JB: You see some of the iterations it's already gone through. It's pretty crazy. We were talking about, for example, all shotgun abilities are red. Then that part of the hive should be red, so you know these are the shotgun abilities. That sort of clear communication of what fits where, even just having the icon of the shotgun on the rows that include shotgun stuff would help a lot. There's tweaks and stuff that we're doing all the way to launch.
PCG: I was surprised by how funny some of the writing is. It's very witty. Sometimes MMO fans, I feel like they don't react so well to that, though. You see World of Warcraft announce their pandas, and everyone suddenly says "No, this is terrible, you've gotta be bigger and more epic!" Do you feel like MMOs - both their creators and their fans - are prone to taking themselves too seriously?
JB: I think it's a setting thing, and it's a matter of being cheesy or not as well. WoW, they own that IP, they do what they want with that thing, and some of the stuff they do is Haris Pilton and things like that. You know, very pop-culture, very tongue-in-cheek, and kinda cheesy. It wouldn't work in The Secret World at all, that type of humor. But the characters themselves being awkward and interesting, I think that really fits with a lot of the characters. [There's] the hobbyist Illuminati member, and [police officer] Andy [casually] talking about human sacrifice.
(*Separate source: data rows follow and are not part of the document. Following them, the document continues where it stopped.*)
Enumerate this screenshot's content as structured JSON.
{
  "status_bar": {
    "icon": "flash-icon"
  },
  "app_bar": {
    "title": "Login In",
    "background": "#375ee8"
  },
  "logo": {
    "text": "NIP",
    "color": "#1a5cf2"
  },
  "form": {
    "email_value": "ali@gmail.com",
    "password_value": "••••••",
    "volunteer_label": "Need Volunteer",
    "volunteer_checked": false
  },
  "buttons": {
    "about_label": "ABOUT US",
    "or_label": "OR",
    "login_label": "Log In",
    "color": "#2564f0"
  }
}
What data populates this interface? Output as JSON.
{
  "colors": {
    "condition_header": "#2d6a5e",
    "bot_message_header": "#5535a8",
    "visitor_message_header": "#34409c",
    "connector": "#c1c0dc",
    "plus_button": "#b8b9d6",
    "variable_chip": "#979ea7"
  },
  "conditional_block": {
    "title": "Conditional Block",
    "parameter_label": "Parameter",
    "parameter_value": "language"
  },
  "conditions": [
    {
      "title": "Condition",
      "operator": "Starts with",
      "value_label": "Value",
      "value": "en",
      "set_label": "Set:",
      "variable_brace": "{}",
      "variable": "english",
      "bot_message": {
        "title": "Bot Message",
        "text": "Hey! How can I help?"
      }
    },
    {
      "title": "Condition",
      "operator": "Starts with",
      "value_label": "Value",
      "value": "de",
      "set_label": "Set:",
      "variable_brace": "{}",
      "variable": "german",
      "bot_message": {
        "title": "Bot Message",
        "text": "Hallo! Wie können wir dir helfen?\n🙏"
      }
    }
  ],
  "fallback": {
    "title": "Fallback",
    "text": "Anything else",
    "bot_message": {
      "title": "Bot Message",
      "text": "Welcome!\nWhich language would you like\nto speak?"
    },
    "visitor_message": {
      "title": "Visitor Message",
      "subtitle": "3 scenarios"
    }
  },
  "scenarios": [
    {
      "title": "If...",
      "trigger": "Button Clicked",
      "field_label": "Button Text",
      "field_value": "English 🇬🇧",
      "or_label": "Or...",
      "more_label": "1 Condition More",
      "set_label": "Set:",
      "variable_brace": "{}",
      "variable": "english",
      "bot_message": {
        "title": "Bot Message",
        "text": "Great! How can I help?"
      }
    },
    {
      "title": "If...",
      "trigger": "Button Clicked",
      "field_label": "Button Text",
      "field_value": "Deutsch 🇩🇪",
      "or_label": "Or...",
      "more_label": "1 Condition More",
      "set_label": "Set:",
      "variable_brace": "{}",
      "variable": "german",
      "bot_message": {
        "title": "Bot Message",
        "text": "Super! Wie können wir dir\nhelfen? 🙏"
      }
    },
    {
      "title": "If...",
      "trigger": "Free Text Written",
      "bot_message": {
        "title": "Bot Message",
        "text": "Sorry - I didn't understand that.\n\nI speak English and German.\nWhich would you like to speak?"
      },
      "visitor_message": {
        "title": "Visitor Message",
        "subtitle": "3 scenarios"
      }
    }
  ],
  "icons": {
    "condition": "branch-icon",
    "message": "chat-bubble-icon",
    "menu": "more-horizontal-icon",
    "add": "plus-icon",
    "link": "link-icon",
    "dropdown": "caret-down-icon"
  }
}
I think it really comes through nicely.
I don't know about taking it seriously, but taking the context of the setting and making sure that your humor matches it. We had rules in Conan as well - like no slapstick - because Conan's not a slapstick sort of story. It's a blood-and-guts-and-glory thing. But we had jokes, we had things in there that were pretty funny.
MB: The Cock Handler.
JB: The Cock Handler. We had all sorts. But you don't want to be cheesy with your setting, you don't want to cheapen it. I think fans respond really well to humor. Yesterday a lot of the guys were talking about it, like "I didn't expect those characters to be funny. I expected this to be all grim and dark all the time." It is quite a grim situation, this town, and you're not sent there to help these people. They're kind of doomed.
That's the ironic tragedy of the whole thing. Those people in the police station, you're passing through and your faction doesn't care about them at all. You're not there to help them. I don't know if you read the reports you get in at the end of the missions, but when you go around picking up supplies for them, the guy at the end says "How quaint. It's funny that you think you're here to save people."
PCG: As we were discussing offhand earlier, the game's got a tinge of difficulty to it. It's fairly hard. What general difficulty level are you aiming for? And also, as a result of that, how solo-able would you say the game is? The missions in general.
MB: In general, we don't want our content to be a pushover. Floating bags of XP. We want players to care and maybe be a little bit more careful than usual.
I think we both miss the days where you were actually running around in an MMO being afraid. That doesn't happen anymore. If you die it's because you were in the toilet or something. I remember the feeling when I played Anarchy Online for the first time and ran around in the desert there, and I was genuinely scared. I had a group, even, and we were like, "We need to watch out." I think that's a good thing - not just steamrolling everywhere.
JB: The longevity mechanic of the game, really, is the skill system. I guess as lead content designer my philosophy on content is that our designs need to teach people the skill system - make them comfortable with it. Of course we have to teach them setting and story as well. And then by the time you reach the endgame, you're starting to become a master of the skill system. That's the aim. You can think of all of the content as a big tutorial, if you want. It's not going to hand-hold you, but it'll be guiding you into learning more and more of the skill system, guiding you more and more into our horizontal progression system.